◆ PROBLEM TO SOLVE
From the records below, find each line with the string "name" and copy it.

Data records for software interfaces
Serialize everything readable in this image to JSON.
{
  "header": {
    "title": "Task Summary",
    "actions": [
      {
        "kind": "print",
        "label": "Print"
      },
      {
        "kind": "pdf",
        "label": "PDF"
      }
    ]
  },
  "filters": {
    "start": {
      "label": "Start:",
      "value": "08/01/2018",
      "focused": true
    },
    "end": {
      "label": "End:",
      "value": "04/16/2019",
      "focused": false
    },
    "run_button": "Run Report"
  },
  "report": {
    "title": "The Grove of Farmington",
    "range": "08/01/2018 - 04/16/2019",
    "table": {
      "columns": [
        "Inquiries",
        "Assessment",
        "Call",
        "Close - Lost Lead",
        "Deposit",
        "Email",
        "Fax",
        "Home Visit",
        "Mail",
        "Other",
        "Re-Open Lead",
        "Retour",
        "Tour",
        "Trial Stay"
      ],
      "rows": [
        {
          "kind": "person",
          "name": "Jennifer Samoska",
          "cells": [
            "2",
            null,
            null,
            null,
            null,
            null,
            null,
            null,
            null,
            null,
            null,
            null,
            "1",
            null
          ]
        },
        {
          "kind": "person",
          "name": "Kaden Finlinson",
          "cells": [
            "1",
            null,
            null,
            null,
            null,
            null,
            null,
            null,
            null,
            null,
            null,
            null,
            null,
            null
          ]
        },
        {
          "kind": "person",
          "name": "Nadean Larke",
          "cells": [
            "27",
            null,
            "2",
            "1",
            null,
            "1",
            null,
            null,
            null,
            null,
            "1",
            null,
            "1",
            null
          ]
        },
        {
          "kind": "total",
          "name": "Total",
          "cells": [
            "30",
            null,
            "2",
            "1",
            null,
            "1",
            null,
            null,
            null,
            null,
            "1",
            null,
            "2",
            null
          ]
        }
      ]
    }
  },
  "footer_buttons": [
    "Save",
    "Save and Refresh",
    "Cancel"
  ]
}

◆ SOLUTION FOR THIS EXERCISE
          "name": "Jennifer Samoska",
          "name": "Kaden Finlinson",
          "name": "Nadean Larke",
          "name": "Total",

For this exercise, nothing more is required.